Yea. Maybe a sling/rock thrower and a Club at the beginning ... if we are starting in full stone-age mode.

 

We don't necessarily need a ton of gear that does the exact same thing, but we would like some early choices (in gear I guess, but DEFINITELY in buildings) in the beginning of the game that actually matter and do different things.

And I think to build on that, Level Up choices for buildings (and champions) should have a huge impact on how you specialize that part of your empire (whether it be city or unit).

on Mar 14, 2012

Turn one weapon for each faction that exemplifies their culture. Make staff more viable. In my mod it has a counterattack and does 5 cutting defense. Something I came up with when one of my friends suggested we do a real world test of my staff skills against his kendo training. I won. Or we both lost if you count blood loss. 

Add a terrible version of every weapon in the beginning. Call them Crudes, since we already have that name in the xml. 

 

If you are looking for variety on turn one, that would do it.

on Mar 14, 2012

The issue of fun is that there are no choices at the beginning.

That is where we agree.

The issue in FE 0.86 is that when you start out, you research the exact. same. path. every game.  Standing Army. Training. Logistics.

But it has nothing to do with whether w should start out with swords vs. spears.  That wouldn't solve the underlying problem.

I made a quick video that talks about that: http://forums.elementalgame.com/420074

on Mar 14, 2012

Slings would be a good starting ranged weapon I think as that can be made with just a piece of cloth although it takes alot of practice to use a sling well so that should be reflected in the labour time - it takes alot more skill than just swinging a stick

on Mar 14, 2012

Good to hear we're on the same page. The other thing I would really like is if there was a more meaningful difference between the different weapon types. I see a sword an axe and a hammer in the first weaponry tech and when I look at the stats I get the feeling that it doesn't much matter which one I choose as the differences seem so minor.  Don't force the player to make choices if the outcome is so minor that their choice doesn't matter. That's really no fun at all. If we're going to have unit design and we have to pick a weapon it really needs to have some meaningful strategic/tactical effect.

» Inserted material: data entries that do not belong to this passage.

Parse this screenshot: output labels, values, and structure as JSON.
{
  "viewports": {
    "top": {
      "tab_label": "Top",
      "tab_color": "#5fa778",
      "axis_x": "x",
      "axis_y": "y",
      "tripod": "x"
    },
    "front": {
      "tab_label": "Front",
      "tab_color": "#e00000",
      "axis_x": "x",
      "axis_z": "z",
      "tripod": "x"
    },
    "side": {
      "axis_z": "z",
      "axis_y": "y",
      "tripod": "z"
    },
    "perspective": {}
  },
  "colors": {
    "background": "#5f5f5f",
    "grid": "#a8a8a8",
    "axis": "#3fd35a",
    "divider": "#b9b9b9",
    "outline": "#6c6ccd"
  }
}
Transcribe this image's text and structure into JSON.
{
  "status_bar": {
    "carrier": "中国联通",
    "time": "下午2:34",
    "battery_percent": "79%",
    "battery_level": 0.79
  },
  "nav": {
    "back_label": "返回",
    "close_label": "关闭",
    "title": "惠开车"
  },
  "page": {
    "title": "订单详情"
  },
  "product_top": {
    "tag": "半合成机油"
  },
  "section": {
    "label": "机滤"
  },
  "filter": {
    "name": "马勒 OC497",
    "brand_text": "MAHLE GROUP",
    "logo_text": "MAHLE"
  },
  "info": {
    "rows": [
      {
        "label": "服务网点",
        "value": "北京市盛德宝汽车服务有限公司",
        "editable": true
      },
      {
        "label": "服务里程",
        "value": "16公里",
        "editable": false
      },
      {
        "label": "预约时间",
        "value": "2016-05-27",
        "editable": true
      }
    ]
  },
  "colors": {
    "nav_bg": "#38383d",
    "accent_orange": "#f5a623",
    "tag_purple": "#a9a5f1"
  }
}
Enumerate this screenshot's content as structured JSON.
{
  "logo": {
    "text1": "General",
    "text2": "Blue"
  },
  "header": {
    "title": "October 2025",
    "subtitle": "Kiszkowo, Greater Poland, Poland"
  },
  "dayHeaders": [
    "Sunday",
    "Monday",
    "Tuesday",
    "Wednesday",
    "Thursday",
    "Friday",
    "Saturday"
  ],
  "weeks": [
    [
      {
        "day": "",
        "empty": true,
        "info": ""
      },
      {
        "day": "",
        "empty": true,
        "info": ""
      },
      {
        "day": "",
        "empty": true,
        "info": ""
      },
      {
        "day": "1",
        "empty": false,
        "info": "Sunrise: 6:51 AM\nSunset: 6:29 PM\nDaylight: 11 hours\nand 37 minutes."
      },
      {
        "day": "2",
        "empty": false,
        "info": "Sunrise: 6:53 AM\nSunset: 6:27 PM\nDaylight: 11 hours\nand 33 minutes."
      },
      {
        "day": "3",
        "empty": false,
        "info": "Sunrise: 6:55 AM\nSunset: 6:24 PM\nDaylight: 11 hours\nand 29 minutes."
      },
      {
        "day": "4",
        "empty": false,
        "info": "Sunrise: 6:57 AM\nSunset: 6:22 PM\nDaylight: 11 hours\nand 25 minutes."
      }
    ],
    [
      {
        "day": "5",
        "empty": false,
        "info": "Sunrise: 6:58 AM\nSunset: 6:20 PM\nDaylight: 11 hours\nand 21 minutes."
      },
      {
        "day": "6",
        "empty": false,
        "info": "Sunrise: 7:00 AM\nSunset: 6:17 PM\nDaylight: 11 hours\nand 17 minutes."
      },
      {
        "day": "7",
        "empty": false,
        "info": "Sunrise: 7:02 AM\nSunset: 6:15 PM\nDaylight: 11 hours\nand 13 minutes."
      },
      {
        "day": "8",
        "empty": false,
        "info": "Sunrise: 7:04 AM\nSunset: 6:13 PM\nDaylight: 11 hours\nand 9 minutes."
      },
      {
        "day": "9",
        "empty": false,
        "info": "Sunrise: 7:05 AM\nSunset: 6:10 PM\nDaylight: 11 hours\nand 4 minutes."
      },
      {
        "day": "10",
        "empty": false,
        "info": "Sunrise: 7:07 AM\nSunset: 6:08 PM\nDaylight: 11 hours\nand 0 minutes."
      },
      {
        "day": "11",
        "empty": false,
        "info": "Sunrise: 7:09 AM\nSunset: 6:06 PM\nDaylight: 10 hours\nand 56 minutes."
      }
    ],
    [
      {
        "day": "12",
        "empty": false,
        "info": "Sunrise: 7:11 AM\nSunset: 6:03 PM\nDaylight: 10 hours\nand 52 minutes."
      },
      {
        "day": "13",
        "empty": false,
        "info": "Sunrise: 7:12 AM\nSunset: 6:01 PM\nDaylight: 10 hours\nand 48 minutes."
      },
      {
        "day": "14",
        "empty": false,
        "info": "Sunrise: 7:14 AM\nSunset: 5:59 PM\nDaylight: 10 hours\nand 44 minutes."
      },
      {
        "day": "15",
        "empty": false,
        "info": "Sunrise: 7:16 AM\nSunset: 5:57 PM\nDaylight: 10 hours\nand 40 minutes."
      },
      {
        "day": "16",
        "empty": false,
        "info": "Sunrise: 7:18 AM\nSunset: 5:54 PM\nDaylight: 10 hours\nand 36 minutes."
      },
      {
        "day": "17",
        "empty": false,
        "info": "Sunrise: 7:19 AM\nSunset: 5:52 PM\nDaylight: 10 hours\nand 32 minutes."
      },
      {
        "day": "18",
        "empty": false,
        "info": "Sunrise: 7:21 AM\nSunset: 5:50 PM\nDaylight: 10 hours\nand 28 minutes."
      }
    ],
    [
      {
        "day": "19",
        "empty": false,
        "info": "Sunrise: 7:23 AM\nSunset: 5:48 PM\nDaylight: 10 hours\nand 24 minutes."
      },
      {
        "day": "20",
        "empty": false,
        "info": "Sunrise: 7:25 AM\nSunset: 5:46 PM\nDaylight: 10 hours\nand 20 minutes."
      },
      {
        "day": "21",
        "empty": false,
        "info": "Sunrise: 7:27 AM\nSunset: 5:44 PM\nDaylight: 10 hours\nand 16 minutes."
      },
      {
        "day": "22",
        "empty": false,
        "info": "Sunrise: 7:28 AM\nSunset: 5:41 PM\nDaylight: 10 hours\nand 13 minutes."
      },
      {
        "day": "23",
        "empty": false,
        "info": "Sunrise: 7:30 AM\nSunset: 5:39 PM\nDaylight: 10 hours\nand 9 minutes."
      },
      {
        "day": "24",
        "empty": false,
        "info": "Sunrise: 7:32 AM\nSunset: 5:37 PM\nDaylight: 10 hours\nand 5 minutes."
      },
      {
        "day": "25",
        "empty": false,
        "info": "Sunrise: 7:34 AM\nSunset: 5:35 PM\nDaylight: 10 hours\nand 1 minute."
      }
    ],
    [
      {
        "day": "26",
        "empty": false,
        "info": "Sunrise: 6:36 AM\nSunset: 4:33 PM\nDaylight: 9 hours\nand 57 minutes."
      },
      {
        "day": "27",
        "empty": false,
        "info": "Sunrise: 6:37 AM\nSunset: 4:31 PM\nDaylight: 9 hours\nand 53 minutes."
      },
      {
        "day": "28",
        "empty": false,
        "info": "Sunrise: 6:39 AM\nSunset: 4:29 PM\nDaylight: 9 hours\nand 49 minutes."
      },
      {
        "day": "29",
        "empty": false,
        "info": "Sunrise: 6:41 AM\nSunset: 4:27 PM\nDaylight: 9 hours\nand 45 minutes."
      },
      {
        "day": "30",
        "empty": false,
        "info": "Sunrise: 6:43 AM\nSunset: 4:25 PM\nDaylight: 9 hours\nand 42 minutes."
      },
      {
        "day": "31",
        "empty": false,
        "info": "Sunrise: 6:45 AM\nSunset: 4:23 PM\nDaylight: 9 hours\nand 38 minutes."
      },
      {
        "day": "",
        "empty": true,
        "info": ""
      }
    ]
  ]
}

on Mar 14, 2012

DGB246
Slings would be a good starting ranged weapon I think as that can be made with just a piece of cloth although it takes alot of practice to use a sling well so that should be reflected in the labour time - it takes alot more skill than just swinging a stick

I agree. We should get some slingers to start out with ... but less cost effective than a club I think. (training wise)

on Mar 14, 2012

Love the new weapon changes. Especially that spears can incur to counterattack. That is so well thought, makes my balance look rather dull. These longer beta waits are very fruitful. I especially like that first strike has been dealt with. Somebody has been working overtime on that.